FORT LEE, Va. (Sept. 15, 2010) – Long before first lady Michelle Obama began the crusade against childhood obesity, Fort Lee Family and Morale, Welfare and Recreation hosted a children’s health fair with activities and resources to commence or continue the quest for health and fitness.
On Sept. 11, the third annual Kids’ Health Fest offered activities for youth and resources for parents at the Post Field House.
Diana Martinez, recreation specialist and one of the event’s organizers said the health fest is a way for FMWR to offer different and fun activities for children and to help them stay active and healthy.
“Every year we try to offer playful and fun ways to learn to be fit and maintain a healthy way of life,” Martinez said. “This is a great opportunity for families to be involved together in learning all they can about the resources available on post and in the community.”
To kick off the event, participants ran or walked one mile and performed exercises at stations along the track. Twelve-year-old Abigail Finn took part in the walk-run. She’s been building her endurance with her father Capt. Gregory Finn, an instructor for the Basic Officer Leader Course at the Army Logistics University.
Finn, a long distance runner, said fitness is a way he keeps close with his children.
“I look for ways to stay bonded with my children,” Finn said. “I wanted to share my love of running with Abigail and improve her fitness and health.”

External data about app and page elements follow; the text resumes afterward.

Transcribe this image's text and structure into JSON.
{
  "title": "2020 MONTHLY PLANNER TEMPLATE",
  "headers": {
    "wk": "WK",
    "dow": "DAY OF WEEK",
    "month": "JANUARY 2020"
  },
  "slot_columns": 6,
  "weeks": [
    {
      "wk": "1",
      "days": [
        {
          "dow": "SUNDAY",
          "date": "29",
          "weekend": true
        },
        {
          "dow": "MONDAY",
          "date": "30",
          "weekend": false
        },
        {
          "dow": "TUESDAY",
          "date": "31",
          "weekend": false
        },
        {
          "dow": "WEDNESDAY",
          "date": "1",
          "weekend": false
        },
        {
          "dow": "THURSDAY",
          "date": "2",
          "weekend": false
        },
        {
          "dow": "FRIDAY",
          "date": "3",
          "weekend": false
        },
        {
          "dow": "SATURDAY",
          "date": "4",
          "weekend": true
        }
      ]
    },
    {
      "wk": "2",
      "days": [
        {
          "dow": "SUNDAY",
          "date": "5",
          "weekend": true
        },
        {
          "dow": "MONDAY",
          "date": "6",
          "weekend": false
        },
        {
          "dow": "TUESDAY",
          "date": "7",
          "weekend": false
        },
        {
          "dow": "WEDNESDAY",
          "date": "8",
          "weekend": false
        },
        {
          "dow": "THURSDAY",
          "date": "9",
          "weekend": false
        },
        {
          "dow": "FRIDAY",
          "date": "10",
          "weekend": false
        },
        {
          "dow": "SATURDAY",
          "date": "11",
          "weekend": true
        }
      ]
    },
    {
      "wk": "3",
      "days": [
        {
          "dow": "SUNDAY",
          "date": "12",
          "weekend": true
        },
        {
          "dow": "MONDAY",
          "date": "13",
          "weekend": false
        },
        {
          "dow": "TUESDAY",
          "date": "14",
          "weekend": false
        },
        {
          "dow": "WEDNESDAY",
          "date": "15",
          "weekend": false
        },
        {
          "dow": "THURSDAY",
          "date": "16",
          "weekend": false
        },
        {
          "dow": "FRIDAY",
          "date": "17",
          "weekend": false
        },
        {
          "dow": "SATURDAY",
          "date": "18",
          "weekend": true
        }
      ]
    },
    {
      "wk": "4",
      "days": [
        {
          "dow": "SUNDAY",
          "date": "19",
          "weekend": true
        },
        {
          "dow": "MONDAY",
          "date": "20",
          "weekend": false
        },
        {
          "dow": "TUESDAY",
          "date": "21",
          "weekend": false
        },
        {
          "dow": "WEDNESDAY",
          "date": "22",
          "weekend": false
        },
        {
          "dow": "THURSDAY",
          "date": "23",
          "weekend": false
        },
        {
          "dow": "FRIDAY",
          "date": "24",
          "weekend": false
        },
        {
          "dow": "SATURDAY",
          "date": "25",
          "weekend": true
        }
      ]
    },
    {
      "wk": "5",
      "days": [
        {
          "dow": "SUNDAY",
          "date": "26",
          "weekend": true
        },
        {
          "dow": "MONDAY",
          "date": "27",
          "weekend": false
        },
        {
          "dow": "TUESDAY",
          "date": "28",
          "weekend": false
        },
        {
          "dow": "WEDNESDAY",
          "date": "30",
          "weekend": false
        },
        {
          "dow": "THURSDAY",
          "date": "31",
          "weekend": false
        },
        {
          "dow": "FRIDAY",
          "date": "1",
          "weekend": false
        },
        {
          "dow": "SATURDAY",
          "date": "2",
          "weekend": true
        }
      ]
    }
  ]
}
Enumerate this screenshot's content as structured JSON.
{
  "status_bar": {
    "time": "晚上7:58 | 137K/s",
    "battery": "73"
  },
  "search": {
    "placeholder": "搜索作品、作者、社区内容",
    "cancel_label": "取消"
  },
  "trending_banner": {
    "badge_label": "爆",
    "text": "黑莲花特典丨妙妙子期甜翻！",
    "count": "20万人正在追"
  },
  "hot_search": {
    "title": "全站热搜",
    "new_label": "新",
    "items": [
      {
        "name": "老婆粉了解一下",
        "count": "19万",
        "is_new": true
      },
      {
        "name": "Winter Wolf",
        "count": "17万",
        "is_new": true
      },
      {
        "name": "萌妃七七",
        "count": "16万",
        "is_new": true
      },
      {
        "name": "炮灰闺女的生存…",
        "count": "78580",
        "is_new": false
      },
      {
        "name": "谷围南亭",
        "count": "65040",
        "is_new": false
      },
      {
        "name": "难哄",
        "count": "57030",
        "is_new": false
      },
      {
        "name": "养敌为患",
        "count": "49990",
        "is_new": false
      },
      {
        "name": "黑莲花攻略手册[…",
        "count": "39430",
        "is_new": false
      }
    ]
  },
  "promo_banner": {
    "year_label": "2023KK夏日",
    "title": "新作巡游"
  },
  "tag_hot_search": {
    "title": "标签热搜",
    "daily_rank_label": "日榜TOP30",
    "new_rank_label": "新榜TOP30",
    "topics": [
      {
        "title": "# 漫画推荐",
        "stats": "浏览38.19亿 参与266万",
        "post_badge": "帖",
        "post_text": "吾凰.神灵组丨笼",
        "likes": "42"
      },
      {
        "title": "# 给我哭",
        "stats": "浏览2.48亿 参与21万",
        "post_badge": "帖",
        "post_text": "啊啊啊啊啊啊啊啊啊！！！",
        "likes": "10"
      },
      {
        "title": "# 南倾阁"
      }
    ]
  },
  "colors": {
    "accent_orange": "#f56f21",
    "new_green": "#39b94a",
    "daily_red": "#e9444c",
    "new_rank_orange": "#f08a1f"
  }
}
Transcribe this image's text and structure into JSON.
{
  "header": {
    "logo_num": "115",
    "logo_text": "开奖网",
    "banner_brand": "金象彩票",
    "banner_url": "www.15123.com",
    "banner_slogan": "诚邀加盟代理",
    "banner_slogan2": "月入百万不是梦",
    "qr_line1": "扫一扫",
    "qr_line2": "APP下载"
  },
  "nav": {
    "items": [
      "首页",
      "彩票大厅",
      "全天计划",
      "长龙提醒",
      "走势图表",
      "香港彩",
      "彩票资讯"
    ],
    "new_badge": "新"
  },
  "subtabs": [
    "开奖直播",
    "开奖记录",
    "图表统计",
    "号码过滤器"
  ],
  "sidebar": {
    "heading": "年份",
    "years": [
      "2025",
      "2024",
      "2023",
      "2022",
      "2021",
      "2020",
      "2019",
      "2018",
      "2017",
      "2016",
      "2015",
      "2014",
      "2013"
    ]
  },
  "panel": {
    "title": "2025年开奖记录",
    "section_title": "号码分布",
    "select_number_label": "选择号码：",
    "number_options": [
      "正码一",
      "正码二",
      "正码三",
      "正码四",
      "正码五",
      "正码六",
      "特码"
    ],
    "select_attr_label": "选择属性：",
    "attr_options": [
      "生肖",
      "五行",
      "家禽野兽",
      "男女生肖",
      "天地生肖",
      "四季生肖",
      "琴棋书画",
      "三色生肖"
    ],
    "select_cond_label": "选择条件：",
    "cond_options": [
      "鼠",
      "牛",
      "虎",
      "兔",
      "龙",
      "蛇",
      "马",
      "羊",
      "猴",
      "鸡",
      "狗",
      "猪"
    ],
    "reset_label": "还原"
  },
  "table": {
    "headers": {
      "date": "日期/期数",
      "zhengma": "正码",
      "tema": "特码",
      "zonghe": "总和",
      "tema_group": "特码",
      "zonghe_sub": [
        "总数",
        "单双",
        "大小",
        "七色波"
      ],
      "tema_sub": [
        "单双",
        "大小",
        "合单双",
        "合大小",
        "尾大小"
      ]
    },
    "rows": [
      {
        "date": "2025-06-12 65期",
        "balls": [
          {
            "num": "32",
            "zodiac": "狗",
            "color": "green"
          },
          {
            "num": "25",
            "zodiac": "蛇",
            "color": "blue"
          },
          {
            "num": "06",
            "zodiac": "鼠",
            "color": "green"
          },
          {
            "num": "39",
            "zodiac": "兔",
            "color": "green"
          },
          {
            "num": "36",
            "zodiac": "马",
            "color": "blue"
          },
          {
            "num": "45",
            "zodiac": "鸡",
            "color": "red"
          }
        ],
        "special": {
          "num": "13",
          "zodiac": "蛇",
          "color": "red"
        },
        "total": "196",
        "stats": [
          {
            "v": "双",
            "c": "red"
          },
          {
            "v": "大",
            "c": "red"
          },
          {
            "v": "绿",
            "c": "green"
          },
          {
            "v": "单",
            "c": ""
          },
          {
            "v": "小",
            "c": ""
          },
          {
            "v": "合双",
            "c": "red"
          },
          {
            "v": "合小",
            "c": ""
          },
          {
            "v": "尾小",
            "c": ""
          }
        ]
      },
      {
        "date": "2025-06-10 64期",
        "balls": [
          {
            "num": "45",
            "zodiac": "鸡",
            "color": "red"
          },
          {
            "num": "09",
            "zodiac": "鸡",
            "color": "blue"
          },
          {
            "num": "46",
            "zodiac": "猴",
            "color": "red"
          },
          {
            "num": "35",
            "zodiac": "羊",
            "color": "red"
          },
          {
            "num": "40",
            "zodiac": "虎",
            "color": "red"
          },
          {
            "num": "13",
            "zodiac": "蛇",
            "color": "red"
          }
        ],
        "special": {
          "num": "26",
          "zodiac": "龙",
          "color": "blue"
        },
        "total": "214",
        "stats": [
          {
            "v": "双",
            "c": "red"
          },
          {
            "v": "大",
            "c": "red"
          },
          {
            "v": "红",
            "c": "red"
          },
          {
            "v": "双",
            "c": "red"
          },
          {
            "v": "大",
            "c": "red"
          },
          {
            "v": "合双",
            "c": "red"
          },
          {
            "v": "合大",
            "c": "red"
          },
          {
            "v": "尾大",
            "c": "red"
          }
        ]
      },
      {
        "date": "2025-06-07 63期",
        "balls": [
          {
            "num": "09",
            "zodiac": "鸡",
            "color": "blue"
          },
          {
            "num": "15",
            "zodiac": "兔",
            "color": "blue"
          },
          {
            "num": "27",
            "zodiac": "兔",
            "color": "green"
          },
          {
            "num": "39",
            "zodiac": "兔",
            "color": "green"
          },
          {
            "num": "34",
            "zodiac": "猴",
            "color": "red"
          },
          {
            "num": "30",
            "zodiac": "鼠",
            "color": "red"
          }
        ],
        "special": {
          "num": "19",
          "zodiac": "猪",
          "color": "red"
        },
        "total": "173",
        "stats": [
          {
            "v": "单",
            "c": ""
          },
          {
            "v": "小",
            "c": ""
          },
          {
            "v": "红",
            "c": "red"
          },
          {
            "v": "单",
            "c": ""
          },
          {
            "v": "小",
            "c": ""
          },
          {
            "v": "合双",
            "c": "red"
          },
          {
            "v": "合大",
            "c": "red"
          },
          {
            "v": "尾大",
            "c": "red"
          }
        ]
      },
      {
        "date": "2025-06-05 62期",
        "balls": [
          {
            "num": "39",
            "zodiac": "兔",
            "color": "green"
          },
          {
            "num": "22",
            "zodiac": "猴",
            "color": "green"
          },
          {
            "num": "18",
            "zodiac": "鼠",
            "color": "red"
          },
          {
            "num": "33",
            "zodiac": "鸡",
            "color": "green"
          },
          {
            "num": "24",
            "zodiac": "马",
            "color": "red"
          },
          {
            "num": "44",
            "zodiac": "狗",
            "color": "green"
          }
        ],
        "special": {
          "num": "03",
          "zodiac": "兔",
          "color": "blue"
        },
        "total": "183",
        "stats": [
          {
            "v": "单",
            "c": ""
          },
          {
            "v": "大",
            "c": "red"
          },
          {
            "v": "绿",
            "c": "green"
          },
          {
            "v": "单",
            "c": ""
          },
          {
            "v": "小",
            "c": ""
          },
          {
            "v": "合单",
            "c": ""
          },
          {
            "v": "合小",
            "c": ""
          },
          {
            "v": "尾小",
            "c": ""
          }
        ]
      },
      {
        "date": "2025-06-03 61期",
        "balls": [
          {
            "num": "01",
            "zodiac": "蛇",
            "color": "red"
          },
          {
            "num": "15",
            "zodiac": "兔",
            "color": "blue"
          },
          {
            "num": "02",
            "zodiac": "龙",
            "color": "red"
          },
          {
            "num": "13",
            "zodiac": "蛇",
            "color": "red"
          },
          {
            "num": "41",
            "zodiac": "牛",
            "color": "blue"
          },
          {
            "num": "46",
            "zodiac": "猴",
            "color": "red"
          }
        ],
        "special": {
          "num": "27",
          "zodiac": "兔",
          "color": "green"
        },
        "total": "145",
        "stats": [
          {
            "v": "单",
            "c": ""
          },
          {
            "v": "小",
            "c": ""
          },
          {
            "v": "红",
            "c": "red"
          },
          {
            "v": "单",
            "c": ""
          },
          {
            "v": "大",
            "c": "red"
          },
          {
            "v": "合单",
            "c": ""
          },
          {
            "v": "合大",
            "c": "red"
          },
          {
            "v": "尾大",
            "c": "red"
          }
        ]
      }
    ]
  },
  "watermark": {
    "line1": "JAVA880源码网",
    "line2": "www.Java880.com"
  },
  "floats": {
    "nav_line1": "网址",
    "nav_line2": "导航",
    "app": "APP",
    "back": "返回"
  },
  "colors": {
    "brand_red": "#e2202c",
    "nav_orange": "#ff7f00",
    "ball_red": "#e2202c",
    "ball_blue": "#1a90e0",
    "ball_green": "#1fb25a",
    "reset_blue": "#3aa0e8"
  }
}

The family spends their evenings riding bikes to the track outside the Post Field House. Finn helps Abigail build her endurance while mom, Joy, walks the track.
More than 150 participants browsed the booths offering information about healthy snacks, after-school and fitness programs, and fun ways to stay fit. Kenner Army Health Clinic offered body mass indexing and a hands-on exhibit about proper hand washing while the Fort Lee Commissary offered fruits and water as a healthy snack option. Other vendors included American Family Fitness, which offers child friendly fitness activities at many of its locations, including the Colonial Heights facility, and the YMCA.
Today’s children face a lot of challenges, according to national health reports including a battle with the bulge. A recent article in the New England Journal of Medicine theorizes the current generation of Americans may have a shorter lifespan than their parents. According to a report written by a White House task force on childhood obesity, one in every three children aged two to 19 is overweight or obese. The study claims what and where we eat are contributing factors as well as how we spend our free time. Americans eat more fast-food, drink more sugar-sweetened beverages and eat outside the home more often than they eat in the home.
Earlier this year, first lady Michelle Obama launched the Let’s Move campaign. The initiative undertakes the goal of solving the challenge of childhood obesity. The campaign focuses on four pillars: empowering parents and caregivers, providing healthy foods in schools, improving access to healthy, affordable food, and finally an increase in physical activities. The Let’s Move’s Web site provides information and resources for parents, children, school administrators and teachers at www.letsmove.gov.